Monday of the Twenty-sixth Week in Ordinary time
(Zechariah 8:1-4; Luke 9:46-50)
Once Pope Francis scandalized some Catholics. When he was archbishop of Buenos Aires, Jorge Bergoglio, the future pope, prayed with evangelical Protestants. He even knelt down for their blessing. “How could he do that?” the people asked. “Does he not know that past popes have condemned any kind of collaboration with Protestants?” These people sound like John in today’s gospel.
When John saw a man casting out demons in Jesus’ name, he and the other disciples tried to stop him. Perhaps he was only concerned that the man did not have Jesus’ permission to use his name. It has been suggested, however, that John may have been envious because the disciple’s sometimes have trouble casting out demons themselves. In any case Jesus corrects him. It does not matter to Jesus that someone uses his name to do something good. What is important is that everyone helps the poor and troubled live with dignity.
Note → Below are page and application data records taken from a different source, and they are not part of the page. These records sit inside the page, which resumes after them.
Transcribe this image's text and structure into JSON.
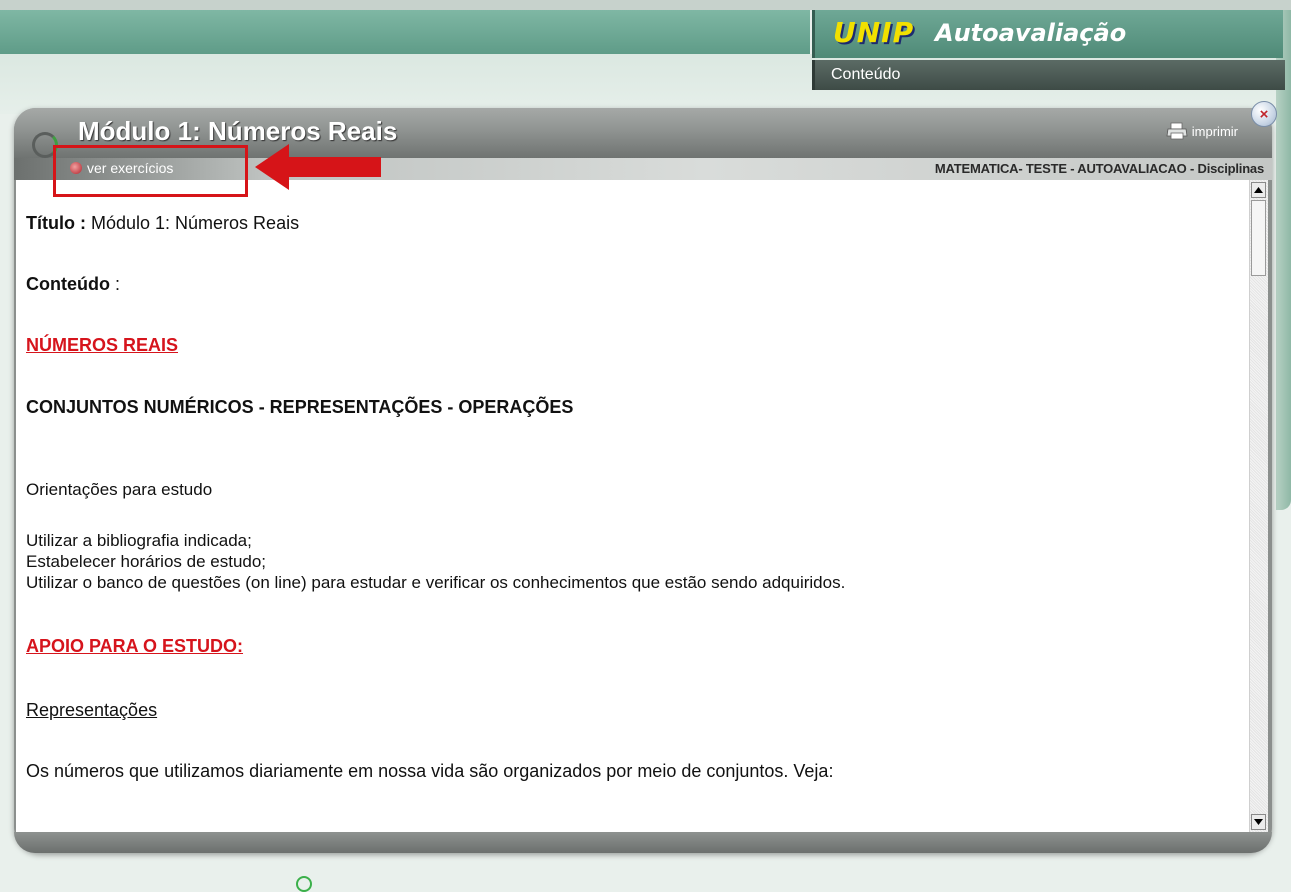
{
  "brand": {
    "logo": "UNIP",
    "title": "Autoavaliação"
  },
  "menu": {
    "item": "Conteúdo"
  },
  "modal": {
    "title": "Módulo 1: Números Reais",
    "print_label": "imprimir",
    "close_symbol": "×",
    "exercise_link": "ver exercícios",
    "breadcrumb": "MATEMATICA- TESTE - AUTOAVALIACAO - Disciplinas"
  },
  "content": {
    "titulo_label": "Título :",
    "titulo_value": " Módulo 1: Números Reais",
    "conteudo_label": "Conteúdo",
    "conteudo_colon": " :",
    "heading_red_1": "NÚMEROS REAIS ",
    "section_heading": "CONJUNTOS NUMÉRICOS - REPRESENTAÇÕES - OPERAÇÕES",
    "orientacoes": "Orientações para estudo",
    "list": [
      "Utilizar a bibliografia indicada;",
      "Estabelecer horários de estudo;",
      "Utilizar o banco de questões (on line) para estudar e verificar os conhecimentos que estão sendo adquiridos."
    ],
    "heading_red_2": "APOIO PARA O ESTUDO:",
    "representacoes": "Representações",
    "paragraph": "Os números que utilizamos diariamente em nossa vida são organizados por meio de conjuntos. Veja:"
  },
  "colors": {
    "accent_red": "#d6141c",
    "header_green": "#5f9c88",
    "modal_gray": "#8b8f8d",
    "logo_yellow": "#f2e000"
  },
  "icons": {
    "printer": "printer-icon",
    "close": "close-icon",
    "exercise": "exercise-bullet-icon",
    "loader": "loading-icon",
    "scroll_up": "arrow-up-icon",
    "scroll_down": "arrow-down-icon"
  }
}
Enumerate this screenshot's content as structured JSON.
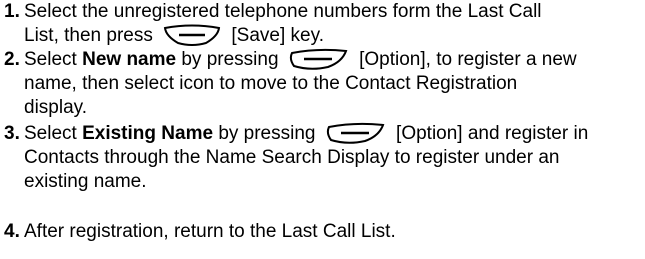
{
  "steps": [
    {
      "num": "1.",
      "l1": "Select the unregistered telephone numbers form the Last Call",
      "l2a": "List, then press",
      "l2b": "[Save] key."
    },
    {
      "num": "2.",
      "l1a": "Select",
      "l1b": "New name",
      "l1c": "by pressing",
      "l1d": "[Option], to register a new",
      "l2": "name, then select icon to move to the Contact Registration",
      "l3": "display."
    },
    {
      "num": "3.",
      "l1a": "Select",
      "l1b": "Existing Name",
      "l1c": "by pressing",
      "l1d": "[Option] and register in",
      "l2": "Contacts through the Name Search Display to register under an",
      "l3": "existing name."
    },
    {
      "num": "4.",
      "l1": "After registration, return to the Last Call List."
    }
  ],
  "icons": {
    "save": "center-softkey-icon",
    "option": "right-softkey-icon"
  }
}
We might want to ask Jesus if it is necessary tan to be his disciple. In other words, why are we Catholics? Is it just because we have been brought up in the Catholic Church or that now most of our friends are Catholic? These are insufficient motives. No, we are Catholic because we hear Jesus’ words at mass at least every Sunday. More importantly, we are Catholic because we are offered his body and blood at mass. This is no mean gift, of course. It might be compared to the love and the truth that the Church community has demonstrated for two thousand years!